> [Problem statement]: The response must be made up of the lines in the entries below that contain "price".

> [Record excerpts]:

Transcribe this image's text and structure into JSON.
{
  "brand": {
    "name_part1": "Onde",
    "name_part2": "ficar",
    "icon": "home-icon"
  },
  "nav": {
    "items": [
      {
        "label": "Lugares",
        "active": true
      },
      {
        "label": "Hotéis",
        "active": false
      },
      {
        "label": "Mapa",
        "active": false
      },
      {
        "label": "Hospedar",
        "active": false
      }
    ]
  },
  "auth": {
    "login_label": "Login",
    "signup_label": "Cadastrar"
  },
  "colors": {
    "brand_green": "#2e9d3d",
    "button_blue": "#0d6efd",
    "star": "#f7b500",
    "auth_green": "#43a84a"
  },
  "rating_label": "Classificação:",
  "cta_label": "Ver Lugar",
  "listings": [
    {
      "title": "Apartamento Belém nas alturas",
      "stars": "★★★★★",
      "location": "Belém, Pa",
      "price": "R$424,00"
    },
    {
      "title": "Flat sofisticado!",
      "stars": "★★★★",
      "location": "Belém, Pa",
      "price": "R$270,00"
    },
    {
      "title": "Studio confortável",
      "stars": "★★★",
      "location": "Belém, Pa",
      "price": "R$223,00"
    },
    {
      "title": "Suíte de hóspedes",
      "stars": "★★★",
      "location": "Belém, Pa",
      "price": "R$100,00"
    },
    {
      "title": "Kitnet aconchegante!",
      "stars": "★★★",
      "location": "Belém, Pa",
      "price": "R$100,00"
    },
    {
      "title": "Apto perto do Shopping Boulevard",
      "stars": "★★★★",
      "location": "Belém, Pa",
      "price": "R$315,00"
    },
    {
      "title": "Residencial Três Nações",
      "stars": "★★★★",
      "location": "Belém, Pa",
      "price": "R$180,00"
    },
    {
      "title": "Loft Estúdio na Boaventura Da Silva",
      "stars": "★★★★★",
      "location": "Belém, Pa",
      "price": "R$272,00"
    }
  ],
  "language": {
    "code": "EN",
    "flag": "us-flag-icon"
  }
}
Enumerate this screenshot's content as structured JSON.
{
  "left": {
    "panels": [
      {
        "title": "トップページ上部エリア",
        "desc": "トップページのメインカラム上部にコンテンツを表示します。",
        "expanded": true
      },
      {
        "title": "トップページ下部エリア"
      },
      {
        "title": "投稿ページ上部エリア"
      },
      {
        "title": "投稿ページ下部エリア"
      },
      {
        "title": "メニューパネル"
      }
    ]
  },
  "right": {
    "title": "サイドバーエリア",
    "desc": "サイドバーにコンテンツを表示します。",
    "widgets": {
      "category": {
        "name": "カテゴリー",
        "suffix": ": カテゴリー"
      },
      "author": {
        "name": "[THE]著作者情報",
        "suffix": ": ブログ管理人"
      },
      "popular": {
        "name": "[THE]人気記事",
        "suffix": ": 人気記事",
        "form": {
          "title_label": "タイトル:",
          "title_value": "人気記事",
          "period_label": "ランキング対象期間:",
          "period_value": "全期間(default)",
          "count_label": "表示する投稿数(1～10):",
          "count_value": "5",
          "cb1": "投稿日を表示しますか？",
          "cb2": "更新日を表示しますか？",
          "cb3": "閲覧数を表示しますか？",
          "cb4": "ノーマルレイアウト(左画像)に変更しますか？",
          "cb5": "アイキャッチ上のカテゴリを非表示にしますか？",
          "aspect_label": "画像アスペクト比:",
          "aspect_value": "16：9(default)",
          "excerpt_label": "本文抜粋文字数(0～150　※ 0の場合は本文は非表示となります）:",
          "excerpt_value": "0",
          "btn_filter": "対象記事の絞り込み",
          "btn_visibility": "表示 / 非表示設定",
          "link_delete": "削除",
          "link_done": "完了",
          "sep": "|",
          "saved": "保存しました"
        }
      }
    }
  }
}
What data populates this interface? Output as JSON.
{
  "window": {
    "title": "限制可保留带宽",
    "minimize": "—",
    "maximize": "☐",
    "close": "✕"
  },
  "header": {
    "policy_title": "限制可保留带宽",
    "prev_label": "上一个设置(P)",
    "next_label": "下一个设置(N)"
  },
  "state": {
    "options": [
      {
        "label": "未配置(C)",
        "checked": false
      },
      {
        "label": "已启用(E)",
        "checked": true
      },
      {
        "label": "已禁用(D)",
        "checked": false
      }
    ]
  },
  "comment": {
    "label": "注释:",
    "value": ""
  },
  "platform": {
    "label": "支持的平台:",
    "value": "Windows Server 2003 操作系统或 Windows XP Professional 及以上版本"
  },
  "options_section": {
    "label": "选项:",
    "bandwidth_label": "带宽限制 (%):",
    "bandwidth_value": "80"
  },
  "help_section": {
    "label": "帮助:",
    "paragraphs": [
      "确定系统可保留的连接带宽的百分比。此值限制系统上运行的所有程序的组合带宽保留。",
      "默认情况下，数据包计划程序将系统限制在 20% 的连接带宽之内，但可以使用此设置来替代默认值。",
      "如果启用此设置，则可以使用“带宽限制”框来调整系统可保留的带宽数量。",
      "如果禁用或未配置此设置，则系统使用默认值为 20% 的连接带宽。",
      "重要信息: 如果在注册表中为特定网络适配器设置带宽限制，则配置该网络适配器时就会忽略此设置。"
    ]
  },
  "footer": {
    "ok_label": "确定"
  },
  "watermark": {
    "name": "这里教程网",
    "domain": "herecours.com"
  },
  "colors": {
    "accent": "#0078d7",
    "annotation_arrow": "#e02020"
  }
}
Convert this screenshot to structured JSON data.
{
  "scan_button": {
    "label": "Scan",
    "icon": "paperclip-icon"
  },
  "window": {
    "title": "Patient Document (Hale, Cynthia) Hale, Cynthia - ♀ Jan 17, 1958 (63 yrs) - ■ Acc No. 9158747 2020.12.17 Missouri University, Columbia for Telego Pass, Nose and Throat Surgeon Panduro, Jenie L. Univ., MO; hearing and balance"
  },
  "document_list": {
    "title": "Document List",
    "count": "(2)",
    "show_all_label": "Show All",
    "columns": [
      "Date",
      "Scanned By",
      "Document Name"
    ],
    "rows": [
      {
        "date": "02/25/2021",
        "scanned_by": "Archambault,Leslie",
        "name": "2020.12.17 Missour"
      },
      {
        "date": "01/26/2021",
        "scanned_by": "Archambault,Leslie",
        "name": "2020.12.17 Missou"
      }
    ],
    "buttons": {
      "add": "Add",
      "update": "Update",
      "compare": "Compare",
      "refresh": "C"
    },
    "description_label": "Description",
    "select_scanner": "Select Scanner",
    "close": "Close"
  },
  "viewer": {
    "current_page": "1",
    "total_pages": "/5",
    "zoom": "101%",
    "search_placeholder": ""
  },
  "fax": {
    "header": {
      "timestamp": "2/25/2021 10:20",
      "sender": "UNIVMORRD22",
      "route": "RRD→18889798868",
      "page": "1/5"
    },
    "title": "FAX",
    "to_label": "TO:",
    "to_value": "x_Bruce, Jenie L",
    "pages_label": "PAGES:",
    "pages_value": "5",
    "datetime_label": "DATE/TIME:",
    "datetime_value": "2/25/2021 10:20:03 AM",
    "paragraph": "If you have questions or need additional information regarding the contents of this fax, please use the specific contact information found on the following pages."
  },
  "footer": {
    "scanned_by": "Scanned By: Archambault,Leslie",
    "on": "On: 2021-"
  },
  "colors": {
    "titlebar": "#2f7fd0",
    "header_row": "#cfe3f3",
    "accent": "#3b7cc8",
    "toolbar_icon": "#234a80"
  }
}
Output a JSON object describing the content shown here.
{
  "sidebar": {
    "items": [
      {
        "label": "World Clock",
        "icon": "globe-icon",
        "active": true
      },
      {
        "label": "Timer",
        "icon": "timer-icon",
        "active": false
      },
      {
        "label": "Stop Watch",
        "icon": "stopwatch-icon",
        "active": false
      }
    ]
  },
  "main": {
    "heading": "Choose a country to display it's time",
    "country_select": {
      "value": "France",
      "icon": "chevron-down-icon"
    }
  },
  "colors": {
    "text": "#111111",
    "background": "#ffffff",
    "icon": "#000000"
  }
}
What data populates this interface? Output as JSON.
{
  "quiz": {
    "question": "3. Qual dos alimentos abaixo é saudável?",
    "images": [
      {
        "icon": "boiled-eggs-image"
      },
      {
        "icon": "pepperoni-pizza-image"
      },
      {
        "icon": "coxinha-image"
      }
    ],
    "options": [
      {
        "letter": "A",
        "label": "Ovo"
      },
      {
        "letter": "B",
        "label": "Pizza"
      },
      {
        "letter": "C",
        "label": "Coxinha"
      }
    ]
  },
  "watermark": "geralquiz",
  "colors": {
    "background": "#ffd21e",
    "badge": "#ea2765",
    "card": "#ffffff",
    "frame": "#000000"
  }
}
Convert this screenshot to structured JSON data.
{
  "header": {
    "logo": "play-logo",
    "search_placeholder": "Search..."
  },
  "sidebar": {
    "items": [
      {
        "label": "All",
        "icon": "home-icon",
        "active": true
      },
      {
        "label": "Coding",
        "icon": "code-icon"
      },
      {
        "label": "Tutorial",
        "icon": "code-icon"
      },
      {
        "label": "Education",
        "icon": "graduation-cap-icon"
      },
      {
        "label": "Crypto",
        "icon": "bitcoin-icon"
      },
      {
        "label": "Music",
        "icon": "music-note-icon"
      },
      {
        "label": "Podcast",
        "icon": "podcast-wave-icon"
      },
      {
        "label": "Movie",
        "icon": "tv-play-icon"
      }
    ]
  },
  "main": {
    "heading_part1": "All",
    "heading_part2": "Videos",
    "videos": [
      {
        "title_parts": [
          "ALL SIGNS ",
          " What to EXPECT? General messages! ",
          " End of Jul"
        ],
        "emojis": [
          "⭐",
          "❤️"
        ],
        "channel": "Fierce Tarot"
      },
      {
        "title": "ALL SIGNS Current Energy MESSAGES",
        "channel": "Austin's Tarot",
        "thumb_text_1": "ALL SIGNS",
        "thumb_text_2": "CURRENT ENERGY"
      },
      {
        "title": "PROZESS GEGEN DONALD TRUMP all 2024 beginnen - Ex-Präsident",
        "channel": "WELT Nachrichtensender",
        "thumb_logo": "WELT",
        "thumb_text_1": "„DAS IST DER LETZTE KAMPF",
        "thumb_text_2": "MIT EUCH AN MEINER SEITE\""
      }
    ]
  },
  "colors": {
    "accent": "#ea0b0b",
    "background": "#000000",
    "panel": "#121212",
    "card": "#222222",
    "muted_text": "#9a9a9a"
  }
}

> [Problem solution]:
      "price": "R$424,00"
      "price": "R$270,00"
      "price": "R$223,00"
      "price": "R$100,00"
      "price": "R$100,00"
      "price": "R$315,00"
      "price": "R$180,00"
      "price": "R$272,00"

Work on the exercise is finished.